(Data to use)
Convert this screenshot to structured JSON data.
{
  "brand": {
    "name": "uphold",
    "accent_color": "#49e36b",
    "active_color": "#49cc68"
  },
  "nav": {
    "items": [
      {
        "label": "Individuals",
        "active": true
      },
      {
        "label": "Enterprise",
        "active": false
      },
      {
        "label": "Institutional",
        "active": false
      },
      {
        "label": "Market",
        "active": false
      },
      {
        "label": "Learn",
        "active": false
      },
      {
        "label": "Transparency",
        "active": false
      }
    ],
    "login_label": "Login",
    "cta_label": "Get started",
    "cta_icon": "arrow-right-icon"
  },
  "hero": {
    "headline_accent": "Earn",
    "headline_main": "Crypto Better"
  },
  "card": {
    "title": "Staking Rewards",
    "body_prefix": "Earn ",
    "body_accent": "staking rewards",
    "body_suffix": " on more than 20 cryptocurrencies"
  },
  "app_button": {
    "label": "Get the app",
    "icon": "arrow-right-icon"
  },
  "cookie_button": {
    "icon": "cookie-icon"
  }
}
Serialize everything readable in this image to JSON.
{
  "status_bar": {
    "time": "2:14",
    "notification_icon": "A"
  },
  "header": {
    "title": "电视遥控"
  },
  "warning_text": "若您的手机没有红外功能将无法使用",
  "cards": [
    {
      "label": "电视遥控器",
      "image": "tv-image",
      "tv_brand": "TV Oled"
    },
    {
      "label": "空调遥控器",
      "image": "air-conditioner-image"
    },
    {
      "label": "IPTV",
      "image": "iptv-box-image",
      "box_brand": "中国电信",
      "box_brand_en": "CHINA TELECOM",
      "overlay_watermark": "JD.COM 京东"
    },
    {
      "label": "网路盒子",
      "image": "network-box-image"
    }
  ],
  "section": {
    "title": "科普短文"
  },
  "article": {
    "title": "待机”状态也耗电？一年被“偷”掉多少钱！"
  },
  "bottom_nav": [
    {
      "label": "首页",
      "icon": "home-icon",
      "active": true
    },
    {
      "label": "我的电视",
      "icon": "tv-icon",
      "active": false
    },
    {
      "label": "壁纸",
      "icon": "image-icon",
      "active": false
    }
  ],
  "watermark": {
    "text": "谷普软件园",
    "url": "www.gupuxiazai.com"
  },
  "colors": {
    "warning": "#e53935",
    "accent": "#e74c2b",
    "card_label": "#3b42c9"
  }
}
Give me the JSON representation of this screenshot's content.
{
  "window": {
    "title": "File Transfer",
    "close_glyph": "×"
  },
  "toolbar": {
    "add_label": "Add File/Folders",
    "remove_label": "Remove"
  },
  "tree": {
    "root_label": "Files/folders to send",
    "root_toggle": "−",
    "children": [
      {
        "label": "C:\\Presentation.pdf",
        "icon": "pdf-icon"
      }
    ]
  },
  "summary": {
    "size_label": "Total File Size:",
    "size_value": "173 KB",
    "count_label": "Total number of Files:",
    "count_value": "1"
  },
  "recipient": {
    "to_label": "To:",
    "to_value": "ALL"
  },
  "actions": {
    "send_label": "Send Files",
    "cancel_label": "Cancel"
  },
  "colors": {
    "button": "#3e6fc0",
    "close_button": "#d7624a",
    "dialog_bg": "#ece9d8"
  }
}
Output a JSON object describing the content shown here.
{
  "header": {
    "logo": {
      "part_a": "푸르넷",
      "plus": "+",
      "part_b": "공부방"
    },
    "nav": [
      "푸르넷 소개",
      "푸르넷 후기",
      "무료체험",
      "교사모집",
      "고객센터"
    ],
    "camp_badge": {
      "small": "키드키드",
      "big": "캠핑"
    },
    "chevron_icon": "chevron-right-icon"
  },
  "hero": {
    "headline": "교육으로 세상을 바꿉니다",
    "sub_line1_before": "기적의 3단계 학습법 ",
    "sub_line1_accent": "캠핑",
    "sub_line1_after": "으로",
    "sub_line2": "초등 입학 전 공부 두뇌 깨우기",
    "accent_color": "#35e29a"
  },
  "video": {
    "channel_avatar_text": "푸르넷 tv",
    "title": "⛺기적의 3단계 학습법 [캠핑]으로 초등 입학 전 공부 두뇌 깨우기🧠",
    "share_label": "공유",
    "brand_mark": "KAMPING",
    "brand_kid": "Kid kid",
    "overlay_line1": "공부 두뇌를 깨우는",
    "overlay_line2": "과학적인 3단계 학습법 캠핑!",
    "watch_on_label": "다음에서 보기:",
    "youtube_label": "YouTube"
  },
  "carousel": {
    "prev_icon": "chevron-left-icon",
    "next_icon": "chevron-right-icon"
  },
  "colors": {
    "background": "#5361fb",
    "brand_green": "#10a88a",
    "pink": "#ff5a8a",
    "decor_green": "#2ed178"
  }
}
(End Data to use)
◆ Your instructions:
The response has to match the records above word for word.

◆ Solution to the problem:
Convert this screenshot to structured JSON data.
{
  "brand": {
    "name": "uphold",
    "accent_color": "#49e36b",
    "active_color": "#49cc68"
  },
  "nav": {
    "items": [
      {
        "label": "Individuals",
        "active": true
      },
      {
        "label": "Enterprise",
        "active": false
      },
      {
        "label": "Institutional",
        "active": false
      },
      {
        "label": "Market",
        "active": false
      },
      {
        "label": "Learn",
        "active": false
      },
      {
        "label": "Transparency",
        "active": false
      }
    ],
    "login_label": "Login",
    "cta_label": "Get started",
    "cta_icon": "arrow-right-icon"
  },
  "hero": {
    "headline_accent": "Earn",
    "headline_main": "Crypto Better"
  },
  "card": {
    "title": "Staking Rewards",
    "body_prefix": "Earn ",
    "body_accent": "staking rewards",
    "body_suffix": " on more than 20 cryptocurrencies"
  },
  "app_button": {
    "label": "Get the app",
    "icon": "arrow-right-icon"
  },
  "cookie_button": {
    "icon": "cookie-icon"
  }
}
Serialize everything readable in this image to JSON.
{
  "status_bar": {
    "time": "2:14",
    "notification_icon": "A"
  },
  "header": {
    "title": "电视遥控"
  },
  "warning_text": "若您的手机没有红外功能将无法使用",
  "cards": [
    {
      "label": "电视遥控器",
      "image": "tv-image",
      "tv_brand": "TV Oled"
    },
    {
      "label": "空调遥控器",
      "image": "air-conditioner-image"
    },
    {
      "label": "IPTV",
      "image": "iptv-box-image",
      "box_brand": "中国电信",
      "box_brand_en": "CHINA TELECOM",
      "overlay_watermark": "JD.COM 京东"
    },
    {
      "label": "网路盒子",
      "image": "network-box-image"
    }
  ],
  "section": {
    "title": "科普短文"
  },
  "article": {
    "title": "待机”状态也耗电？一年被“偷”掉多少钱！"
  },
  "bottom_nav": [
    {
      "label": "首页",
      "icon": "home-icon",
      "active": true
    },
    {
      "label": "我的电视",
      "icon": "tv-icon",
      "active": false
    },
    {
      "label": "壁纸",
      "icon": "image-icon",
      "active": false
    }
  ],
  "watermark": {
    "text": "谷普软件园",
    "url": "www.gupuxiazai.com"
  },
  "colors": {
    "warning": "#e53935",
    "accent": "#e74c2b",
    "card_label": "#3b42c9"
  }
}
Give me the JSON representation of this screenshot's content.
{
  "window": {
    "title": "File Transfer",
    "close_glyph": "×"
  },
  "toolbar": {
    "add_label": "Add File/Folders",
    "remove_label": "Remove"
  },
  "tree": {
    "root_label": "Files/folders to send",
    "root_toggle": "−",
    "children": [
      {
        "label": "C:\\Presentation.pdf",
        "icon": "pdf-icon"
      }
    ]
  },
  "summary": {
    "size_label": "Total File Size:",
    "size_value": "173 KB",
    "count_label": "Total number of Files:",
    "count_value": "1"
  },
  "recipient": {
    "to_label": "To:",
    "to_value": "ALL"
  },
  "actions": {
    "send_label": "Send Files",
    "cancel_label": "Cancel"
  },
  "colors": {
    "button": "#3e6fc0",
    "close_button": "#d7624a",
    "dialog_bg": "#ece9d8"
  }
}
Output a JSON object describing the content shown here.
{
  "header": {
    "logo": {
      "part_a": "푸르넷",
      "plus": "+",
      "part_b": "공부방"
    },
    "nav": [
      "푸르넷 소개",
      "푸르넷 후기",
      "무료체험",
      "교사모집",
      "고객센터"
    ],
    "camp_badge": {
      "small": "키드키드",
      "big": "캠핑"
    },
    "chevron_icon": "chevron-right-icon"
  },
  "hero": {
    "headline": "교육으로 세상을 바꿉니다",
    "sub_line1_before": "기적의 3단계 학습법 ",
    "sub_line1_accent": "캠핑",
    "sub_line1_after": "으로",
    "sub_line2": "초등 입학 전 공부 두뇌 깨우기",
    "accent_color": "#35e29a"
  },
  "video": {
    "channel_avatar_text": "푸르넷 tv",
    "title": "⛺기적의 3단계 학습법 [캠핑]으로 초등 입학 전 공부 두뇌 깨우기🧠",
    "share_label": "공유",
    "brand_mark": "KAMPING",
    "brand_kid": "Kid kid",
    "overlay_line1": "공부 두뇌를 깨우는",
    "overlay_line2": "과학적인 3단계 학습법 캠핑!",
    "watch_on_label": "다음에서 보기:",
    "youtube_label": "YouTube"
  },
  "carousel": {
    "prev_icon": "chevron-left-icon",
    "next_icon": "chevron-right-icon"
  },
  "colors": {
    "background": "#5361fb",
    "brand_green": "#10a88a",
    "pink": "#ff5a8a",
    "decor_green": "#2ed178"
  }
}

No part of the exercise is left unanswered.